# WORK REQUEST:
The answer must consist of every line in the records that contains the word "dixielynnxxx".
········
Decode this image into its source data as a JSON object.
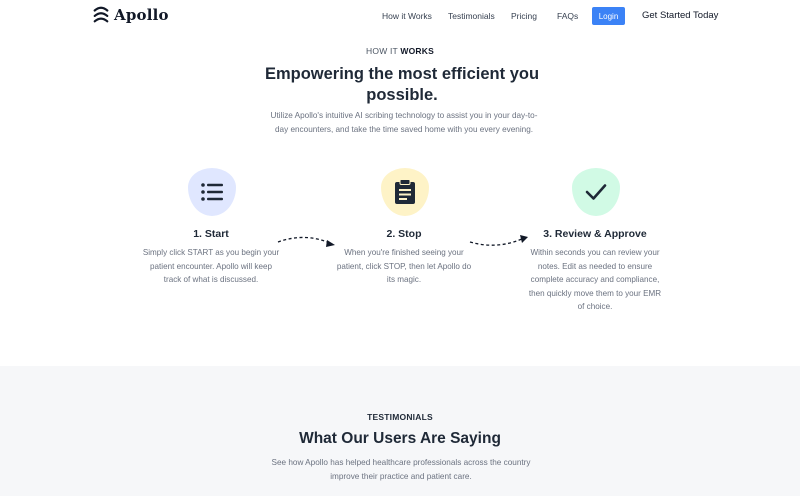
{
  "nav": {
    "brand": "Apollo",
    "links": [
      "How it Works",
      "Testimonials",
      "Pricing",
      "FAQs"
    ],
    "login": "Login",
    "cta": "Get Started Today"
  },
  "how": {
    "eyebrow_prefix": "HOW IT",
    "eyebrow_strong": "WORKS",
    "headline": "Empowering the most efficient you possible.",
    "subtext": "Utilize Apollo's intuitive AI scribing technology to assist you in your day-to-day encounters, and take the time saved home with you every evening.",
    "steps": [
      {
        "title": "1. Start",
        "desc": "Simply click START as you begin your patient encounter. Apollo will keep track of what is discussed.",
        "icon": "list-icon",
        "color": "#e0e7ff",
        "icon_color": "#1f2937"
      },
      {
        "title": "2. Stop",
        "desc": "When you're finished seeing your patient, click STOP, then let Apollo do its magic.",
        "icon": "clipboard-icon",
        "color": "#fef3c7",
        "icon_color": "#1f2937"
      },
      {
        "title": "3. Review & Approve",
        "desc": "Within seconds you can review your notes. Edit as needed to ensure complete accuracy and compliance, then quickly move them to your EMR of choice.",
        "icon": "check-icon",
        "color": "#d1fae5",
        "icon_color": "#1f2937"
      }
    ]
  },
  "testimonials": {
    "eyebrow": "TESTIMONIALS",
    "headline": "What Our Users Are Saying",
    "subtext": "See how Apollo has helped healthcare professionals across the country improve their practice and patient care."
  },
  "colors": {
    "accent": "#3b82f6",
    "section_bg": "#f6f7f9"
  }
}
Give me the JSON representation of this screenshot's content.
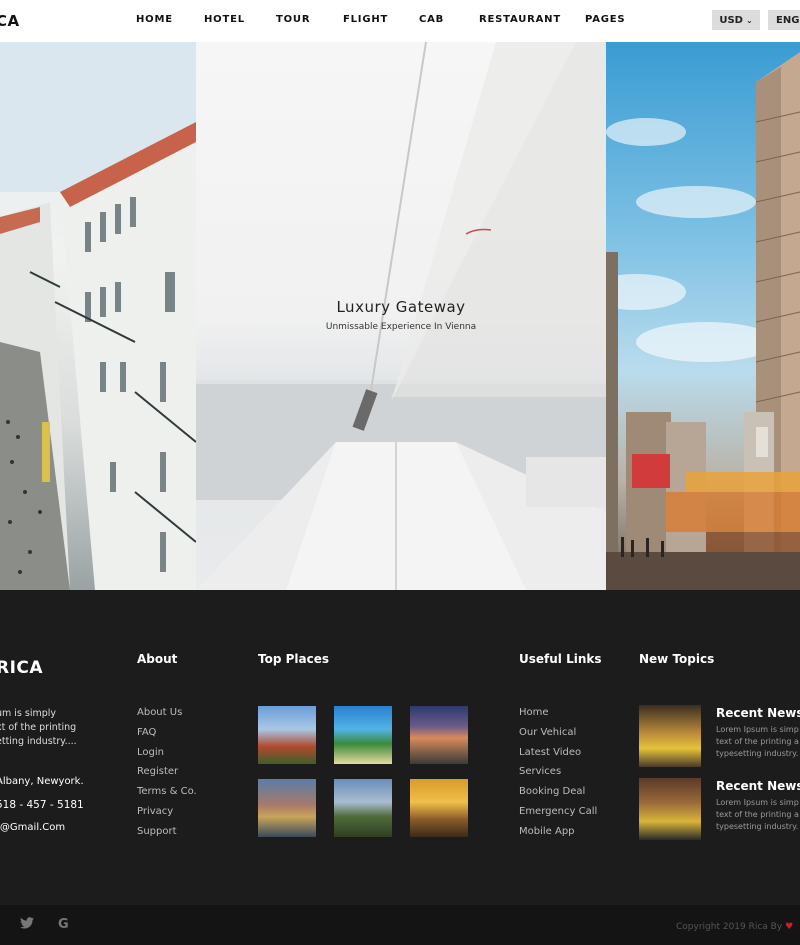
{
  "header": {
    "logo": "CA",
    "nav": [
      "HOME",
      "HOTEL",
      "TOUR",
      "FLIGHT",
      "CAB",
      "RESTAURANT",
      "PAGES"
    ],
    "currency": "USD",
    "language": "ENG"
  },
  "hero": {
    "title": "Luxury Gateway",
    "subtitle": "Unmissable Experience In Vienna"
  },
  "footer": {
    "logo": "RICA",
    "description": [
      "um is simply",
      "xt of the printing",
      "etting industry...."
    ],
    "address": "Albany, Newyork.",
    "phone": "518 - 457 - 5181",
    "email": "t@Gmail.Com",
    "about": {
      "heading": "About",
      "links": [
        "About Us",
        "FAQ",
        "Login",
        "Register",
        "Terms & Co.",
        "Privacy",
        "Support"
      ]
    },
    "top_places": {
      "heading": "Top Places"
    },
    "useful_links": {
      "heading": "Useful Links",
      "links": [
        "Home",
        "Our Vehical",
        "Latest Video",
        "Services",
        "Booking Deal",
        "Emergency Call",
        "Mobile App"
      ]
    },
    "new_topics": {
      "heading": "New Topics",
      "items": [
        {
          "title": "Recent News",
          "text": [
            "Lorem Ipsum is simp",
            "text of the printing a",
            "typesetting industry."
          ]
        },
        {
          "title": "Recent News",
          "text": [
            "Lorem Ipsum is simp",
            "text of the printing a",
            "typesetting industry."
          ]
        }
      ]
    },
    "copyright": "Copyright 2019 Rica By"
  },
  "icons": {
    "twitter": "twitter-icon",
    "google": "google-icon",
    "heart": "heart-icon",
    "caret": "chevron-down-icon"
  },
  "colors": {
    "footer_bg": "#1c1c1c",
    "header_bg": "#ffffff",
    "heart": "#d11a2a"
  }
}
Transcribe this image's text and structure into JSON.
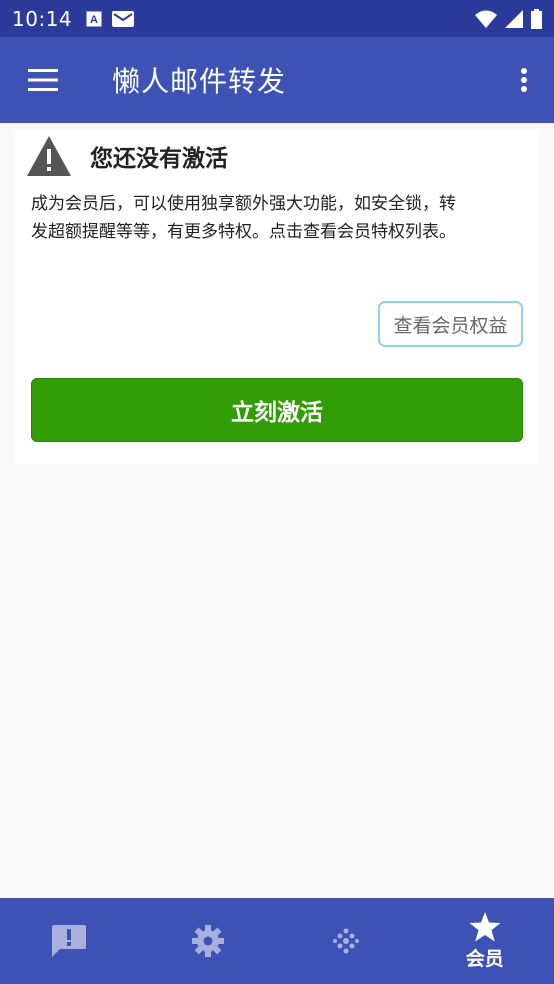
{
  "status_bar": {
    "time": "10:14"
  },
  "app_bar": {
    "title": "懒人邮件转发"
  },
  "card": {
    "title": "您还没有激活",
    "description": "成为会员后，可以使用独享额外强大功能，如安全锁，转发超额提醒等等，有更多特权。点击查看会员特权列表。",
    "benefits_button": "查看会员权益",
    "activate_button": "立刻激活"
  },
  "bottom_nav": {
    "items": [
      {
        "icon": "feedback-icon"
      },
      {
        "icon": "gear-icon"
      },
      {
        "icon": "dots-icon"
      },
      {
        "icon": "star-icon",
        "label": "会员",
        "active": true
      }
    ]
  },
  "colors": {
    "primary": "#3e51b5",
    "status_bar": "#2c3b9b",
    "activate": "#329c06",
    "outline": "#90d0f0"
  }
}
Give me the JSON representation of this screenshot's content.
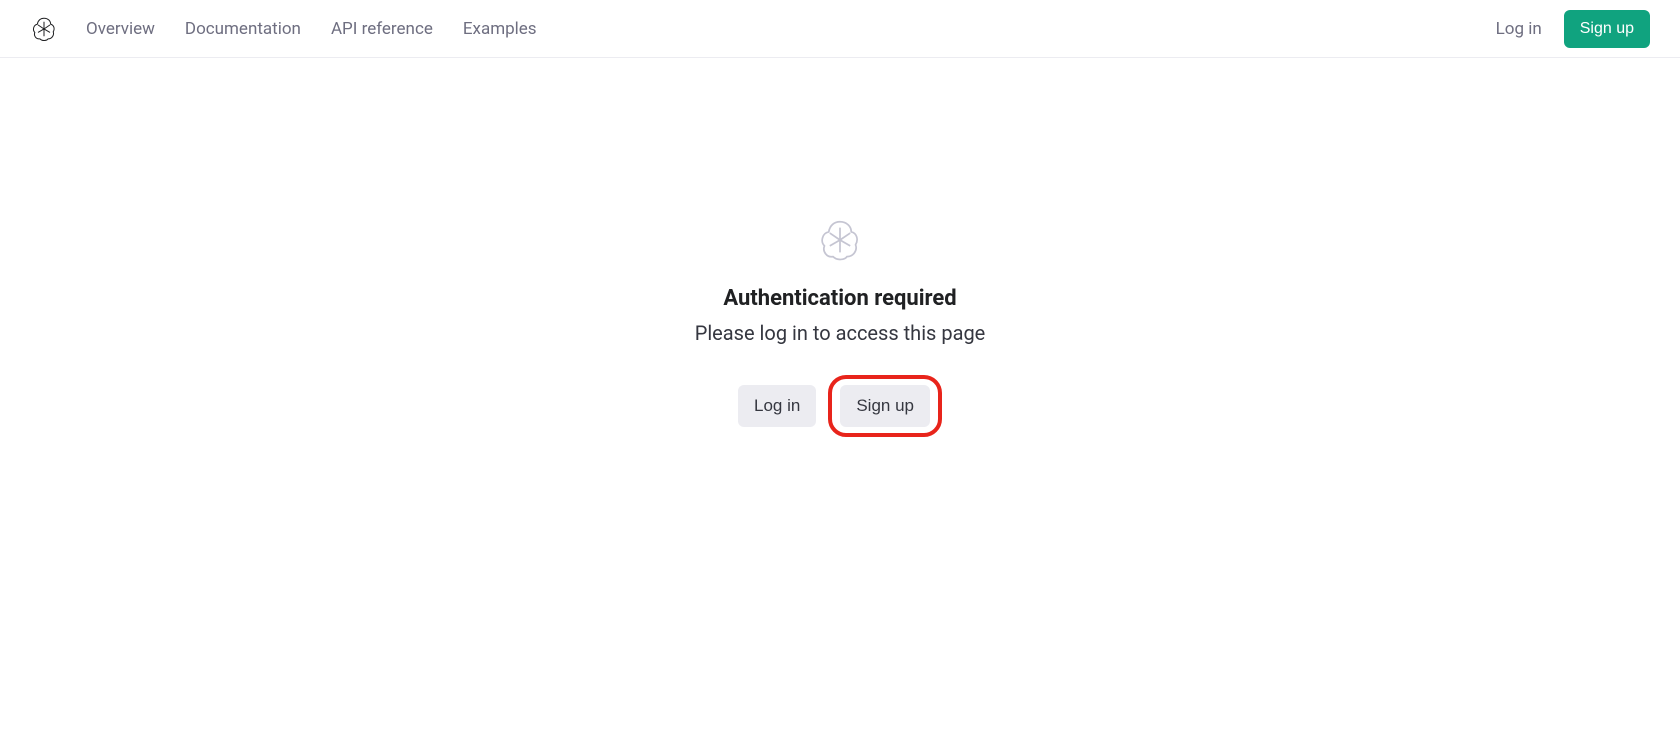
{
  "header": {
    "nav": {
      "overview": "Overview",
      "documentation": "Documentation",
      "api_reference": "API reference",
      "examples": "Examples"
    },
    "auth": {
      "login_label": "Log in",
      "signup_label": "Sign up"
    }
  },
  "main": {
    "title": "Authentication required",
    "subtitle": "Please log in to access this page",
    "login_button": "Log in",
    "signup_button": "Sign up"
  },
  "colors": {
    "accent": "#10a37f",
    "highlight": "#e8241b"
  }
}
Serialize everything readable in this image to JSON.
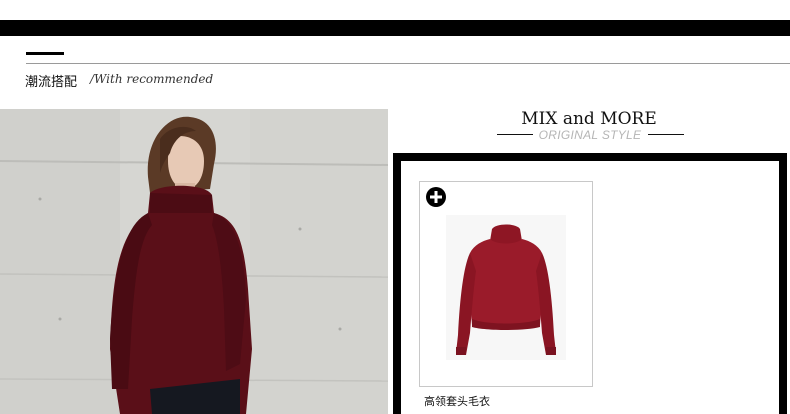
{
  "section": {
    "title": "潮流搭配",
    "subtitle": "/With recommended"
  },
  "promo": {
    "title": "MIX and MORE",
    "subtitle": "ORIGINAL STYLE"
  },
  "product": {
    "name": "高领套头毛衣",
    "color": "#9a1b2a",
    "add_icon": "plus-circle-icon"
  },
  "photo": {
    "garment_color": "#5a0f18"
  },
  "colors": {
    "bar": "#000000",
    "rule": "#9a9a9a",
    "subtitle_gray": "#b5b5b5"
  }
}
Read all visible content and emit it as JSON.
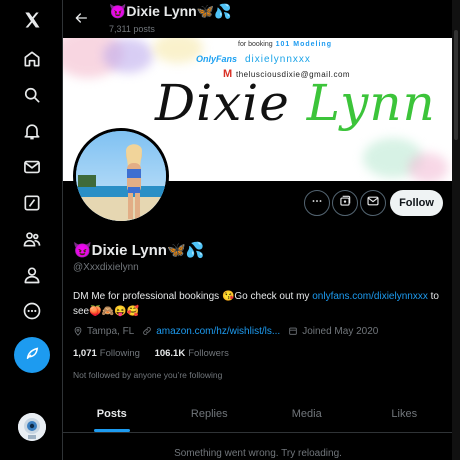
{
  "nav": {
    "icons": [
      "x-logo-icon",
      "home-icon",
      "search-icon",
      "notifications-icon",
      "messages-icon",
      "grok-icon",
      "communities-icon",
      "profile-icon",
      "more-icon"
    ],
    "compose_icon": "feather-icon"
  },
  "header": {
    "name": "😈Dixie Lynn🦋💦",
    "posts_count": "7,311 posts"
  },
  "banner": {
    "booking_text": "for booking",
    "agency": "101 Modeling",
    "onlyfans_logo": "OnlyFans",
    "onlyfans_user": "dixielynnxxx",
    "gmail_logo": "M",
    "email": "thelusciousdixie@gmail.com",
    "script_part1": "Dixie",
    "script_part2": "Lynn"
  },
  "profile": {
    "name": "😈Dixie Lynn🦋💦",
    "handle": "@Xxxdixielynn",
    "bio_text": "DM Me for professional bookings 😘Go check out my ",
    "bio_link": "onlyfans.com/dixielynnxxx",
    "bio_text2": " to see🍑🙈😝🥰",
    "location": "Tampa, FL",
    "website": "amazon.com/hz/wishlist/ls...",
    "joined": "Joined May 2020",
    "following_count": "1,071",
    "following_label": "Following",
    "followers_count": "106.1K",
    "followers_label": "Followers",
    "not_followed": "Not followed by anyone you’re following"
  },
  "actions": {
    "follow_label": "Follow",
    "icons": [
      "more-icon",
      "subscribe-icon",
      "message-icon"
    ]
  },
  "tabs": [
    {
      "label": "Posts",
      "active": true
    },
    {
      "label": "Replies",
      "active": false
    },
    {
      "label": "Media",
      "active": false
    },
    {
      "label": "Likes",
      "active": false
    }
  ],
  "error_message": "Something went wrong. Try reloading.",
  "colors": {
    "accent": "#1d9bf0",
    "background": "#000000",
    "text": "#e7e9ea",
    "muted": "#71767b"
  }
}
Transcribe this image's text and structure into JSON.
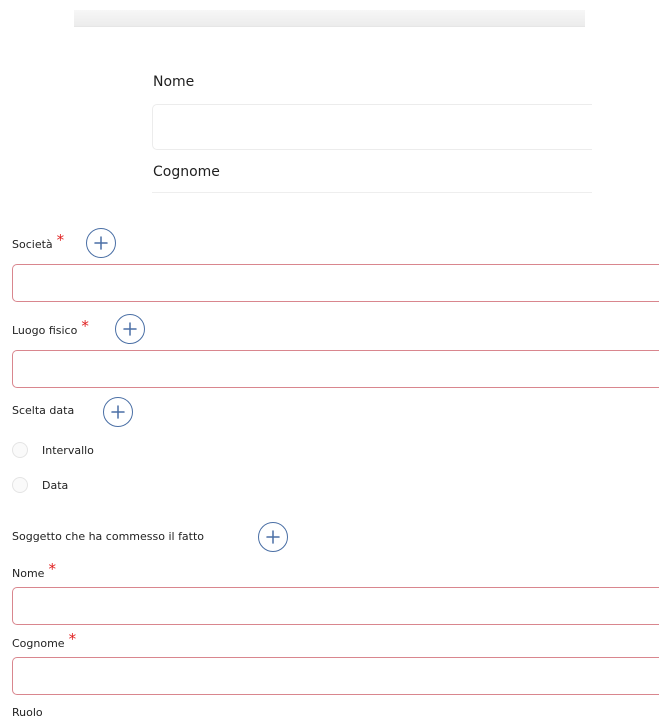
{
  "upper_form": {
    "nome_label": "Nome",
    "cognome_label": "Cognome"
  },
  "fields": {
    "societa_label": "Società",
    "luogo_label": "Luogo fisico",
    "scelta_data_label": "Scelta data",
    "soggetto_label": "Soggetto che ha commesso il fatto",
    "nome_label": "Nome",
    "cognome_label": "Cognome",
    "ruolo_label": "Ruolo"
  },
  "required_marker": "*",
  "radio_options": [
    "Intervallo",
    "Data"
  ],
  "icons": {
    "add": "plus-icon"
  },
  "colors": {
    "required": "#e02020",
    "invalid_border": "#d9868e",
    "accent": "#4a6fa5"
  }
}
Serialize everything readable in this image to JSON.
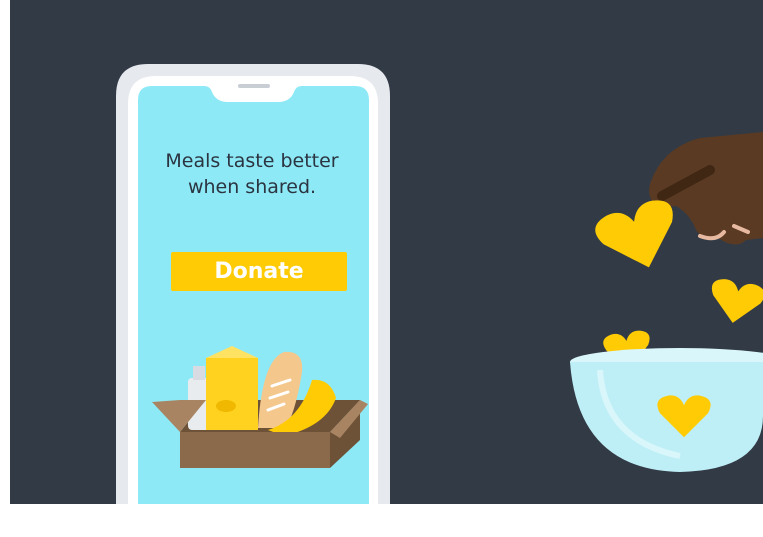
{
  "phone": {
    "headline_line1": "Meals taste better",
    "headline_line2": "when shared.",
    "donate_label": "Donate"
  },
  "colors": {
    "background": "#323a46",
    "phone_screen": "#8ee9f6",
    "accent_yellow": "#ffcb05",
    "box_brown": "#8a6a4a",
    "bowl": "#bfeff6",
    "hand": "#5a3a22"
  },
  "icons": [
    "heart-icon",
    "grocery-box",
    "hand",
    "bowl"
  ]
}
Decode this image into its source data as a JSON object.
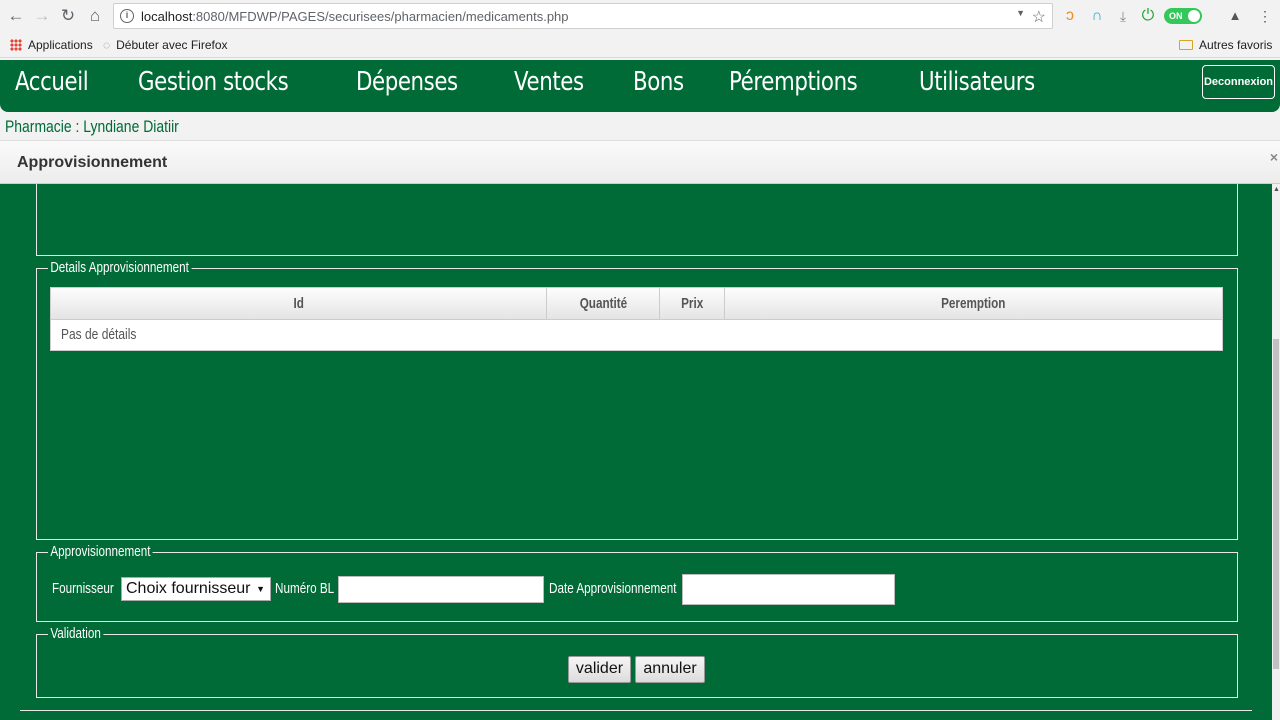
{
  "browser": {
    "url_host": "localhost",
    "url_rest": ":8080/MFDWP/PAGES/securisees/pharmacien/medicaments.php",
    "bookmarks": [
      "Applications",
      "Débuter avec Firefox"
    ],
    "other_bookmarks": "Autres favoris",
    "toggle_label": "ON"
  },
  "nav": {
    "items": [
      "Accueil",
      "Gestion stocks",
      "Dépenses",
      "Ventes",
      "Bons",
      "Péremptions",
      "Utilisateurs"
    ],
    "logout_label": "Deconnexion"
  },
  "pharmacy_label": "Pharmacie :  Lyndiane Diatiir",
  "modal": {
    "title": "Approvisionnement",
    "close": "×"
  },
  "details": {
    "legend": "Details Approvisionnement",
    "columns": [
      "Id",
      "Quantité",
      "Prix",
      "Peremption"
    ],
    "empty_text": "Pas de détails"
  },
  "approvisionnement": {
    "legend": "Approvisionnement",
    "supplier_label": "Fournisseur",
    "supplier_value": "Choix fournisseur",
    "bl_label": "Numéro BL",
    "bl_value": "",
    "date_label": "Date Approvisionnement",
    "date_value": ""
  },
  "validation": {
    "legend": "Validation",
    "submit_label": "valider",
    "cancel_label": "annuler"
  }
}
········
# ANSWER TO THIS TASK:
    "onlyfans_user": "dixielynnxxx",
    "bio_link": "onlyfans.com/dixielynnxxx",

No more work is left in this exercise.